Your PayPal Account has been limited E-Mail.
Since Internet shopping became a ‘thing’, more and more people are falling victim to elaborate and some not so elaborate fraudulent attempts. The concerning part about this of course is they continue to hit our inboxes and people continue to fall for the tricks. Why else would fraudsters continue to do it?
Recently, we’ve seen an increase in ‘Your Account has been Limited’ emails. This email comes from fraudsters pretending to be PayPal, informing you that your account has an issue and requires you to log into your account to verify your details.
Normally, these are pretty easy to spot, Look for things like spelling mistakes, bad grammar and bogus links. Other factors such as ‘Dear Customer’ or ‘Dear User’ are also dead giveaways. Even in the example image provided, the Copyright footer doesn’t have a ‘C’ on the word copyright.
PayPal Phishing E-Mails.

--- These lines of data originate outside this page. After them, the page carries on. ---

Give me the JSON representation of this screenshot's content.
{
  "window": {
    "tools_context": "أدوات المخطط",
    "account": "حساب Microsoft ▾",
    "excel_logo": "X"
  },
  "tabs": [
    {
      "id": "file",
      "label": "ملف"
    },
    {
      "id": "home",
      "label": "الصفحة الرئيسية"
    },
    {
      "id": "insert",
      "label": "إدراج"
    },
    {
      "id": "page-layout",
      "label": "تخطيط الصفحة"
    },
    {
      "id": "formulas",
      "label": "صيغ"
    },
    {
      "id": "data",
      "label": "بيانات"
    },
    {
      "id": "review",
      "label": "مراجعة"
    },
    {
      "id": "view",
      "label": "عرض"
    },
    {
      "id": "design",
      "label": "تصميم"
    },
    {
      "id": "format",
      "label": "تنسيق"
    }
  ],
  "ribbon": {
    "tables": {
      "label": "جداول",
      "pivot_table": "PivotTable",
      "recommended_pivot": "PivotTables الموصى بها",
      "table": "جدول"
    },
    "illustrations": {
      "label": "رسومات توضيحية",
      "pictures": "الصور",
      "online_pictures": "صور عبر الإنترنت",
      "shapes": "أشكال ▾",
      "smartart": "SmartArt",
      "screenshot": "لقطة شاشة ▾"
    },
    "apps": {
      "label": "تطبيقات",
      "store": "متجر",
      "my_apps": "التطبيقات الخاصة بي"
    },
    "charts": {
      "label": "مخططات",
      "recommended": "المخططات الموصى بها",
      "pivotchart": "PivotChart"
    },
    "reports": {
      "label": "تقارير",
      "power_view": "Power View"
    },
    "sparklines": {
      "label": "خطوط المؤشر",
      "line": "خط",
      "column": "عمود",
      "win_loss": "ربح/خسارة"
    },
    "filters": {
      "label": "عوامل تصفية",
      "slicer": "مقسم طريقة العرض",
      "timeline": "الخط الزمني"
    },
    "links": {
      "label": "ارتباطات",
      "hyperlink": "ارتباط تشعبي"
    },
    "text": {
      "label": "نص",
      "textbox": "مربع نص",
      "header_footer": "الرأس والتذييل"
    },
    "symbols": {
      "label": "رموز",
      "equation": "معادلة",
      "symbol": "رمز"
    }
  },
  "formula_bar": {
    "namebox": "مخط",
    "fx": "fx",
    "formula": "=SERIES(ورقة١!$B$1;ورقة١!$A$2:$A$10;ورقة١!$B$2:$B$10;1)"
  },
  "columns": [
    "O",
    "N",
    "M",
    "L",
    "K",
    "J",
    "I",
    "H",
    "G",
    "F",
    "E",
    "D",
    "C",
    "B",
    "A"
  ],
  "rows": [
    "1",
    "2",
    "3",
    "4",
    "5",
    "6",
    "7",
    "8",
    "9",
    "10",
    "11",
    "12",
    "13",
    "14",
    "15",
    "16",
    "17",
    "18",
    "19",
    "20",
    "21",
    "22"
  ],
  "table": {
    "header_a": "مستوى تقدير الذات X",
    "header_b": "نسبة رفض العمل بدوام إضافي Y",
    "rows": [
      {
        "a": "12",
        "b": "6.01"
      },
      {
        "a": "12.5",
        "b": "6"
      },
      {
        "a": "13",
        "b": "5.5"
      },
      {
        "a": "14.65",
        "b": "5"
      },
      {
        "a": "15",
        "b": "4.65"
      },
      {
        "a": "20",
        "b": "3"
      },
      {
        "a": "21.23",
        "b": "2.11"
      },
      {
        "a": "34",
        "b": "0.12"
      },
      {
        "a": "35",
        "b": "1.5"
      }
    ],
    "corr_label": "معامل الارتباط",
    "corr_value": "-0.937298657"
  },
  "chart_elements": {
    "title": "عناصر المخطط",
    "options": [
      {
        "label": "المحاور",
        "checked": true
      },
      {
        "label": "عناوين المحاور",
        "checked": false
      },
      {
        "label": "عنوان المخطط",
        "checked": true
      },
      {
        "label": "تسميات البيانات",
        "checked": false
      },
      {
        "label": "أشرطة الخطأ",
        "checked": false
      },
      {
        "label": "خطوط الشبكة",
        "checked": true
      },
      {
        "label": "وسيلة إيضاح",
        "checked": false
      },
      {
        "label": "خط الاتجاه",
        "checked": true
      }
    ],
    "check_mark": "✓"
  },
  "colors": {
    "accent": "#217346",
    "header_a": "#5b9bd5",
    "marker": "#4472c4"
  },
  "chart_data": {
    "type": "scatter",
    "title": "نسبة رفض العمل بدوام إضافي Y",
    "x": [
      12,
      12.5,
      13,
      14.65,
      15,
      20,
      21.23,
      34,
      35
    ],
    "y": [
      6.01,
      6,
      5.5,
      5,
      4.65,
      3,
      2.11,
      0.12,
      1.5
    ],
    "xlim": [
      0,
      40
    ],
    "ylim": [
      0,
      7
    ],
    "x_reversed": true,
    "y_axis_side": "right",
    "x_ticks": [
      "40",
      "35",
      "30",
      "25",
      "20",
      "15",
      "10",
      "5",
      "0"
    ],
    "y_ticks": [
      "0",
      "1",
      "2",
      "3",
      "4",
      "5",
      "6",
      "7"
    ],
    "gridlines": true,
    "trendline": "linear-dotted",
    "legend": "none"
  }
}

What to look out for.
- When going to PayPal, look at your browser to ensure the address bar starts with https:// at the beginning of the URL.
- Ensure your address bar displays a padlock icon.
- Make sure the URL is genuine as fraudsters will sometimes make a site look exactly like the PayPal site.
- Don’t rely on e-mails to get you to PayPal. You should always manually open your browser and input the PayPal address yourself.
- Generic Greetings such as ‘Dear User’ ‘Dear Customer’ Hello Client etc. Don’t ever trust an email that doesn’t address you specifically.
- False links hide in plain site. When hovering over a link, you can see where the link leads to. (without clicking)
- Date discrepancies can sometimes be a giveaway.
- Bad Spelling and Grammar as displayed in the picture example attached.
- Demanding statements urging you to take action. Creating an urgency can sometimes lead to a snap decision.
- A Request for information is a huge sign. PayPal will not ask you for information when you are not logged in to your account.
Unfortunately, there’s not a lot we can do to stop the spread of these phishing emails. The best we can do is educate people on how to fall victim to them. You can report dodgy emails and website to paypal for them to investigate.
You can forward emails to email@example.com
Or you can report fake sites here. https://www.paypal.com/ewf/f=pps_spf